— WORK REQUIRED —
Write out each line of the entries below that holds the word "Inspector".

DATA PROVIDED: Begin

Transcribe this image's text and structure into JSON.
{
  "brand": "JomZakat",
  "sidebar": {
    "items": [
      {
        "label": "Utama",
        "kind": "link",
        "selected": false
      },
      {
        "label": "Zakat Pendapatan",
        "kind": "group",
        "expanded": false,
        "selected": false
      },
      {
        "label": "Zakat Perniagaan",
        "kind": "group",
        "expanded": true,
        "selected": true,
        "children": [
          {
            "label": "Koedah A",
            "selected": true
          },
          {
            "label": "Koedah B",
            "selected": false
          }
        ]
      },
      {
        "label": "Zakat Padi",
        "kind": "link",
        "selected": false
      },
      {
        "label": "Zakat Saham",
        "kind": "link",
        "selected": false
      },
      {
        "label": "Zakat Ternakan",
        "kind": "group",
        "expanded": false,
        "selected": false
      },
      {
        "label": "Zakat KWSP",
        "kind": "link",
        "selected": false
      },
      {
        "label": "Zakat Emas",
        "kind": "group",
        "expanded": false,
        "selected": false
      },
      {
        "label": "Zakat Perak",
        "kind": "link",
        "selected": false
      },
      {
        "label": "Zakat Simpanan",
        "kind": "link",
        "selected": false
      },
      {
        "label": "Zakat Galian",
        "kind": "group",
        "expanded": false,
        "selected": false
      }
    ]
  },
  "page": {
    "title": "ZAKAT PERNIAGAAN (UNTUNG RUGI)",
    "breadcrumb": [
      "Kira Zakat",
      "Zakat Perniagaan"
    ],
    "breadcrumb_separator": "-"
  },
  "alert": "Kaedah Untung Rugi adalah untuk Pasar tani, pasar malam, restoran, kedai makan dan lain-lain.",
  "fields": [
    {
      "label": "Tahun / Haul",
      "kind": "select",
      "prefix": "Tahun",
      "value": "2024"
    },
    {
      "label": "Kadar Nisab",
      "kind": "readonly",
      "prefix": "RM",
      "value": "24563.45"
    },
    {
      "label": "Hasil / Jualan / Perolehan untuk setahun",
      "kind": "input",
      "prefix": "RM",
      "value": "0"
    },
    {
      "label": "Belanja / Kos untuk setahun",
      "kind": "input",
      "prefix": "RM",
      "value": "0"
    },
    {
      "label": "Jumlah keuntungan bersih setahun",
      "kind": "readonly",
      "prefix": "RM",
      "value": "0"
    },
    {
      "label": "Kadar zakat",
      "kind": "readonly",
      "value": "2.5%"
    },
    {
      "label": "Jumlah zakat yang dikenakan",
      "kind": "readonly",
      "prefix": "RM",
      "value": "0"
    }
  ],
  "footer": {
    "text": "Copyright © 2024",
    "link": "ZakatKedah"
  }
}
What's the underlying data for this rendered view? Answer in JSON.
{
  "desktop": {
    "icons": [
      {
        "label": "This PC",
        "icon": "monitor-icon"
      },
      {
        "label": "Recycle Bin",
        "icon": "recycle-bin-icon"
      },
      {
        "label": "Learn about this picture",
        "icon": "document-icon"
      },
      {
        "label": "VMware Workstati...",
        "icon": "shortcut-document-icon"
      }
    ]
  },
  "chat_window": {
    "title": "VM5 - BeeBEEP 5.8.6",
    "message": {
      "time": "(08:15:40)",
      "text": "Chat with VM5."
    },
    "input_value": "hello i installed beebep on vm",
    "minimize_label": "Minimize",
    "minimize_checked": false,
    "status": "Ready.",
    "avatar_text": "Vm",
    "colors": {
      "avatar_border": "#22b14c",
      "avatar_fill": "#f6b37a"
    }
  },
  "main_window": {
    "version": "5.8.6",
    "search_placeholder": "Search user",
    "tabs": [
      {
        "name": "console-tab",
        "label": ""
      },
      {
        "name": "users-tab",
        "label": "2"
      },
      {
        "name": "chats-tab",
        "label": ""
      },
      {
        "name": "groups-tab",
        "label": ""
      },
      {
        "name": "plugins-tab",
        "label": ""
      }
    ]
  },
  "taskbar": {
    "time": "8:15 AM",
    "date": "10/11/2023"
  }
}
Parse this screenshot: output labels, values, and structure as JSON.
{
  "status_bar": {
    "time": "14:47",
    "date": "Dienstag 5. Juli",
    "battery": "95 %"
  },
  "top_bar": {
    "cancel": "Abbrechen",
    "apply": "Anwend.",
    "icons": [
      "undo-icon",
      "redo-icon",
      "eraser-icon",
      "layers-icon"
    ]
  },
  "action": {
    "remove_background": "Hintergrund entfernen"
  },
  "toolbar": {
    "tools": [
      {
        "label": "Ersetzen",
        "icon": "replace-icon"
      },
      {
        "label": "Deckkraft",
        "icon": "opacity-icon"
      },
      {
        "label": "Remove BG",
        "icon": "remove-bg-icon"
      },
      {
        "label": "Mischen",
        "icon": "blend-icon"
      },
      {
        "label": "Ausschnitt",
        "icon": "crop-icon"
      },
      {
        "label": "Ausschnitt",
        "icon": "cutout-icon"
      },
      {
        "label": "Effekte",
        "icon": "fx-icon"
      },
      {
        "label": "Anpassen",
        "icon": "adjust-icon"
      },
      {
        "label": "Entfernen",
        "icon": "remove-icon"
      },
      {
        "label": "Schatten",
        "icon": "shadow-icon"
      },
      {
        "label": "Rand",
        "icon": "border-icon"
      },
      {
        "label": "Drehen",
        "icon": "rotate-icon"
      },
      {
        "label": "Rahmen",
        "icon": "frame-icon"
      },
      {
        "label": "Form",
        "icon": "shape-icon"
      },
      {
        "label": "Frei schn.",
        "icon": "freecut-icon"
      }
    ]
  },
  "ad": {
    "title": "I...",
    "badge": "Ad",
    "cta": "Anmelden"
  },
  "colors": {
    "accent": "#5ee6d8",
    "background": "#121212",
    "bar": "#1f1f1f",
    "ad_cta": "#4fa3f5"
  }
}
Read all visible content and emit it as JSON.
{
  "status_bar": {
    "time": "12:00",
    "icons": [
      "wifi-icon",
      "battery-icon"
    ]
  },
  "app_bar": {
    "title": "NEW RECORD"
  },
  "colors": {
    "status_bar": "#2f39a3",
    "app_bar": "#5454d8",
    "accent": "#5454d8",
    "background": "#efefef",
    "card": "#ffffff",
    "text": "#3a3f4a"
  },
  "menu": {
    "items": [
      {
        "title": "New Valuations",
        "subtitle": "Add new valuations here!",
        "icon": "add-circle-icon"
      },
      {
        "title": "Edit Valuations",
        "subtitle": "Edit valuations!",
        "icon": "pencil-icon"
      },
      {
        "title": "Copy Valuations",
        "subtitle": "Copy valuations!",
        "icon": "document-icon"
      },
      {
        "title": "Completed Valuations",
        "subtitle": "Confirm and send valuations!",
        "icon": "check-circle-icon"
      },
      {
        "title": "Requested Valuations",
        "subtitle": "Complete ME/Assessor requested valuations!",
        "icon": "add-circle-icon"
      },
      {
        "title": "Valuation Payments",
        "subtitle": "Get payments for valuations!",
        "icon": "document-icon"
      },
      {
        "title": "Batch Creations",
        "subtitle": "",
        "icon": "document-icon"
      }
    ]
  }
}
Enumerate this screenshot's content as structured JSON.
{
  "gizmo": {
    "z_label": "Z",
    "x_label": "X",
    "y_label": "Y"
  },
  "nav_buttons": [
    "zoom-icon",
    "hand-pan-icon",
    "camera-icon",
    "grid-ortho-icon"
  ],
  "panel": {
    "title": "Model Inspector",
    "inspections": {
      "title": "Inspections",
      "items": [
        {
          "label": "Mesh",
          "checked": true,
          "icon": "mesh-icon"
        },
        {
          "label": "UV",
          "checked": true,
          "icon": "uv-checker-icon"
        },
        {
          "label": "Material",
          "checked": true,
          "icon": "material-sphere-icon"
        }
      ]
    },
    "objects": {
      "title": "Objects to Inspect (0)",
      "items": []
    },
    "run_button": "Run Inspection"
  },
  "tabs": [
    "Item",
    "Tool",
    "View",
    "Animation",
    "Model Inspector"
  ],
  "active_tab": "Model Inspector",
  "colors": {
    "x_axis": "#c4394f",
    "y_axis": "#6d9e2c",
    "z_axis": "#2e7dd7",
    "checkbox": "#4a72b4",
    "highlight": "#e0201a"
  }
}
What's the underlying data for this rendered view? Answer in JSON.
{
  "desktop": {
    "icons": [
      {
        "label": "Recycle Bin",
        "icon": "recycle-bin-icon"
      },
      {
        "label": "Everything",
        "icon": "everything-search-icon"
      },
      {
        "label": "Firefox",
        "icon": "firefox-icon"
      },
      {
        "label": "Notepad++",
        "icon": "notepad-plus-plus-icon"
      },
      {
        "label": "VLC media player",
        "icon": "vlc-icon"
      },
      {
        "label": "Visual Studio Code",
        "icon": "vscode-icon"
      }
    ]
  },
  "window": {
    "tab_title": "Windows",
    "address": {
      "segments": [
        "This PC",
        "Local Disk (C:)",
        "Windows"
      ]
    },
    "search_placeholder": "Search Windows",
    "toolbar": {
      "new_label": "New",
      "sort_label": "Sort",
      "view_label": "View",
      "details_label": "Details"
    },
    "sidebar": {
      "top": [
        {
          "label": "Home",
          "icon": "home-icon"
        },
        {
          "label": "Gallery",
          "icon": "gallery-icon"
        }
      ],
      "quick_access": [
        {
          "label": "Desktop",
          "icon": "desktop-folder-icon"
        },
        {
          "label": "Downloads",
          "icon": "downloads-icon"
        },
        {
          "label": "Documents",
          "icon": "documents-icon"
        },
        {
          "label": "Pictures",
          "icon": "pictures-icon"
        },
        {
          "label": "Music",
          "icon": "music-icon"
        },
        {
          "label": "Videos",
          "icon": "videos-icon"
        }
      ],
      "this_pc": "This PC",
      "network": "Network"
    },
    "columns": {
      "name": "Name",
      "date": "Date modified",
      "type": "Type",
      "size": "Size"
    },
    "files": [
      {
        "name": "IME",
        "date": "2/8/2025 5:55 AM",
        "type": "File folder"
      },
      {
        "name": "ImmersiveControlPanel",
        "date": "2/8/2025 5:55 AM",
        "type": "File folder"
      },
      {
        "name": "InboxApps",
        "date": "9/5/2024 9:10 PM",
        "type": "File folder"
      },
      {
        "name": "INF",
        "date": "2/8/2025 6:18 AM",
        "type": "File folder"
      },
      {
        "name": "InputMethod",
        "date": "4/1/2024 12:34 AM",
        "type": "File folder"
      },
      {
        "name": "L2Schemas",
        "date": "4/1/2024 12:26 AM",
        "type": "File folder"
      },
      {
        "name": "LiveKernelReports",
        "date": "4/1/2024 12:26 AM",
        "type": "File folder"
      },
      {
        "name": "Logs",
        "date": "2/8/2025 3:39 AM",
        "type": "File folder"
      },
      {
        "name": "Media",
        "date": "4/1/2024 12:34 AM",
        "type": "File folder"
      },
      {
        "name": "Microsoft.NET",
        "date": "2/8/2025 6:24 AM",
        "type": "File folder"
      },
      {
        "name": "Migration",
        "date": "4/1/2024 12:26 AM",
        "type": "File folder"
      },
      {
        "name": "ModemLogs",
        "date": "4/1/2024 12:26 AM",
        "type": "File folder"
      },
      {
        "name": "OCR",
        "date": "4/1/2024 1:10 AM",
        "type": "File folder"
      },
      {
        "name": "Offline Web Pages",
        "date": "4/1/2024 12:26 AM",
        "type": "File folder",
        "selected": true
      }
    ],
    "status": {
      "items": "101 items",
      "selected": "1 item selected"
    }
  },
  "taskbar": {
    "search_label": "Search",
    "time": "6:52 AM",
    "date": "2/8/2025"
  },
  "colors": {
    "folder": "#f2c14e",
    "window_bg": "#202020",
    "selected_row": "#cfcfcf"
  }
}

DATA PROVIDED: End

— TASK SOLUTION —
    "title": "Model Inspector",
    "Model Inspector"
  "active_tab": "Model Inspector",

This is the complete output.